You must store your stop words in Optimizely Graph before provisioning your account and synchronizing content. You cannot update stop lists after your account is provisioned. If you want to update your stop list, you must do the following:

  1. Upload the updated stop list with the PUT endpoint as described above.
  2. Reset account.
  3. Synchronize content.

Query examples

For full-text search with the contains and like operators on searchable string fields, Optimizely only permits single-token stop words, and multi-word stop words will not be applied.

When Schwarzenegger is a stop word and occurs as Schwarzenegger (case-sensitive) in your content, the following query will not return any results.

{
  BiographyPage(where: { Name: { contains: "Schwarzenegger" } }) {
    items {
      Name
      Die
      Born
      Language {
        DisplayName
        Name
      }
      _score
    }
  }
}

However, if the name Amy Winehouse occurs in your content but amy (note the lowercase) is defined as a stop word, you still get a result returned with the following GraphQL query because the term Amy (note the uppercase) was never stopped from being indexed and will return the result.

{
  BiographyPage(where: { Name: { contains: "Amy" } }) {
    items {
      Name
      Die
      Born
      Language {
        DisplayName
        Name
      }
      _score
    }
  }
}

This query is equivalent in this form and will also return the result.

{
  BiographyPage(where: { Name: { like: "%Amy%" } }) {
    items {
      Name
      Die
      Born
      Language {
        DisplayName
        Name
      }
      _score
    }
  }
}

Both examples will return this result:

{
  "data": {
    "BiographyPage": {
      "items": [
        {
          "Name": "Amy Winehouse",
          "Die": "2011-07-23T00:00:00Z",
          "Born": "1983-11-14T00:00:00Z",
          "Language": {
            "DisplayName": "English",
            "Name": "en"
          },
          "_score": 1.6928279
        }
      ]
    }
  }
}

The stop words are processed case-sensitively at indexing time. So the following query will not return any results, because the query is a stop word.
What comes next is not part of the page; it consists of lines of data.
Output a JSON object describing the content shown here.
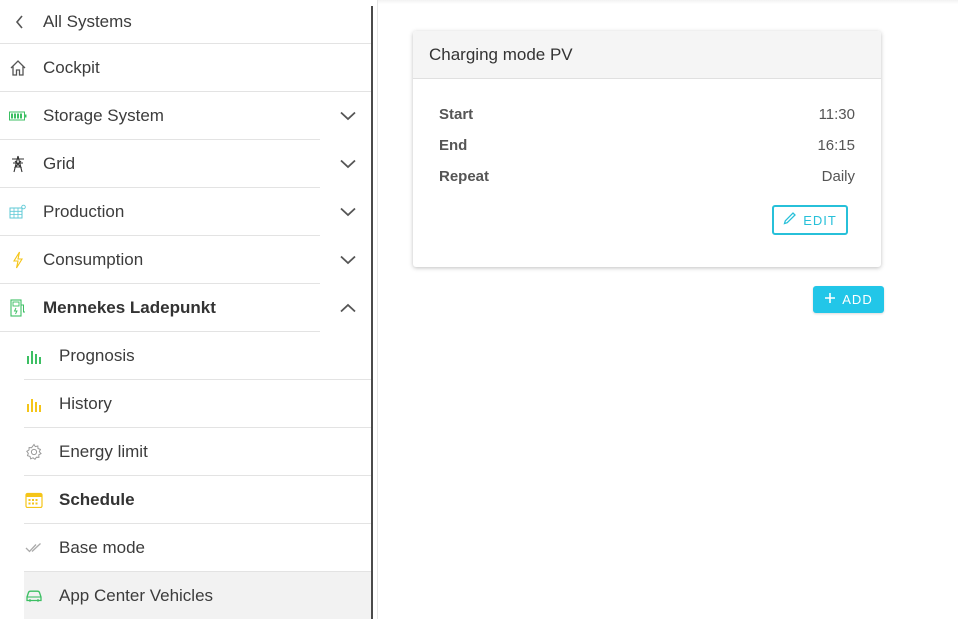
{
  "sidebar": {
    "back_label": "All Systems",
    "items": [
      {
        "label": "Cockpit"
      },
      {
        "label": "Storage System"
      },
      {
        "label": "Grid"
      },
      {
        "label": "Production"
      },
      {
        "label": "Consumption"
      },
      {
        "label": "Mennekes Ladepunkt"
      }
    ],
    "sub_items": [
      {
        "label": "Prognosis"
      },
      {
        "label": "History"
      },
      {
        "label": "Energy limit"
      },
      {
        "label": "Schedule"
      },
      {
        "label": "Base mode"
      },
      {
        "label": "App Center Vehicles"
      }
    ]
  },
  "card": {
    "title": "Charging mode PV",
    "rows": [
      {
        "key": "Start",
        "value": "11:30"
      },
      {
        "key": "End",
        "value": "16:15"
      },
      {
        "key": "Repeat",
        "value": "Daily"
      }
    ],
    "edit_label": "EDIT"
  },
  "add_label": "ADD",
  "colors": {
    "accent": "#22c6e8",
    "green": "#3cbf63",
    "yellow": "#f5c518",
    "teal": "#5fc9d6"
  }
}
{
  BiographyPage(where: { Name: { contains: "amy" } }) {
    items {
      Name
      Die
      Born
      Language {
        DisplayName
        Name
      }
      _score
    }
  }
}